▶ WHAT TO DO:
Your response should be the complete listing, returned exactly as written.

#### EXERCISE MATERIAL ####

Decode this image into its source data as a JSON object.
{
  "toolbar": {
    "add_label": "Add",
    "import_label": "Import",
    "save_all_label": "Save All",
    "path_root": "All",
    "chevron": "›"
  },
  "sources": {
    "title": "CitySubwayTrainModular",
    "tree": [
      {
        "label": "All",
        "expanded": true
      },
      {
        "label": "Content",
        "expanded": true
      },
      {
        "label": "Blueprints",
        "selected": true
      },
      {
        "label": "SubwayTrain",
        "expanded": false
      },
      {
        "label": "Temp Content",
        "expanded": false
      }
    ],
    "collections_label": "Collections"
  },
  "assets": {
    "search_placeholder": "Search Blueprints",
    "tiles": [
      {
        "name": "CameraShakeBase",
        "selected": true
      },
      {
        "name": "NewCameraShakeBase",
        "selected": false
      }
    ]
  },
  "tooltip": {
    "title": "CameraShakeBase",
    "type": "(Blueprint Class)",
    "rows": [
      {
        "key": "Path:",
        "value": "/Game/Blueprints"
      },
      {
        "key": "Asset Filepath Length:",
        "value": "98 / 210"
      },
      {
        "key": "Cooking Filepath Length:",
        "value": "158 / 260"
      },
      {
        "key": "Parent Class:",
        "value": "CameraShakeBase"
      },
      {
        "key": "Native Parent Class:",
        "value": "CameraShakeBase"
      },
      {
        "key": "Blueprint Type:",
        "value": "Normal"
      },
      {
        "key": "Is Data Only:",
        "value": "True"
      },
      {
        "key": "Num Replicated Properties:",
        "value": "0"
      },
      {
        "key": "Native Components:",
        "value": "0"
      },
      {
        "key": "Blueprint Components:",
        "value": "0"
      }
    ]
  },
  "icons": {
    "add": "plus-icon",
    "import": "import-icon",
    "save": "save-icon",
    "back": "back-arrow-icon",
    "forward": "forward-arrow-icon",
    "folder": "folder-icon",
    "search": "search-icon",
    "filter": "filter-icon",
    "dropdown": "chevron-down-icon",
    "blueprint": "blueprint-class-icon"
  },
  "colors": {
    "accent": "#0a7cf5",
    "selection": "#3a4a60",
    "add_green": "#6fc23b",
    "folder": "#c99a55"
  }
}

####

▶ EXPECTED ANSWER:
Decode this image into its source data as a JSON object.
{
  "toolbar": {
    "add_label": "Add",
    "import_label": "Import",
    "save_all_label": "Save All",
    "path_root": "All",
    "chevron": "›"
  },
  "sources": {
    "title": "CitySubwayTrainModular",
    "tree": [
      {
        "label": "All",
        "expanded": true
      },
      {
        "label": "Content",
        "expanded": true
      },
      {
        "label": "Blueprints",
        "selected": true
      },
      {
        "label": "SubwayTrain",
        "expanded": false
      },
      {
        "label": "Temp Content",
        "expanded": false
      }
    ],
    "collections_label": "Collections"
  },
  "assets": {
    "search_placeholder": "Search Blueprints",
    "tiles": [
      {
        "name": "CameraShakeBase",
        "selected": true
      },
      {
        "name": "NewCameraShakeBase",
        "selected": false
      }
    ]
  },
  "tooltip": {
    "title": "CameraShakeBase",
    "type": "(Blueprint Class)",
    "rows": [
      {
        "key": "Path:",
        "value": "/Game/Blueprints"
      },
      {
        "key": "Asset Filepath Length:",
        "value": "98 / 210"
      },
      {
        "key": "Cooking Filepath Length:",
        "value": "158 / 260"
      },
      {
        "key": "Parent Class:",
        "value": "CameraShakeBase"
      },
      {
        "key": "Native Parent Class:",
        "value": "CameraShakeBase"
      },
      {
        "key": "Blueprint Type:",
        "value": "Normal"
      },
      {
        "key": "Is Data Only:",
        "value": "True"
      },
      {
        "key": "Num Replicated Properties:",
        "value": "0"
      },
      {
        "key": "Native Components:",
        "value": "0"
      },
      {
        "key": "Blueprint Components:",
        "value": "0"
      }
    ]
  },
  "icons": {
    "add": "plus-icon",
    "import": "import-icon",
    "save": "save-icon",
    "back": "back-arrow-icon",
    "forward": "forward-arrow-icon",
    "folder": "folder-icon",
    "search": "search-icon",
    "filter": "filter-icon",
    "dropdown": "chevron-down-icon",
    "blueprint": "blueprint-class-icon"
  },
  "colors": {
    "accent": "#0a7cf5",
    "selection": "#3a4a60",
    "add_green": "#6fc23b",
    "folder": "#c99a55"
  }
}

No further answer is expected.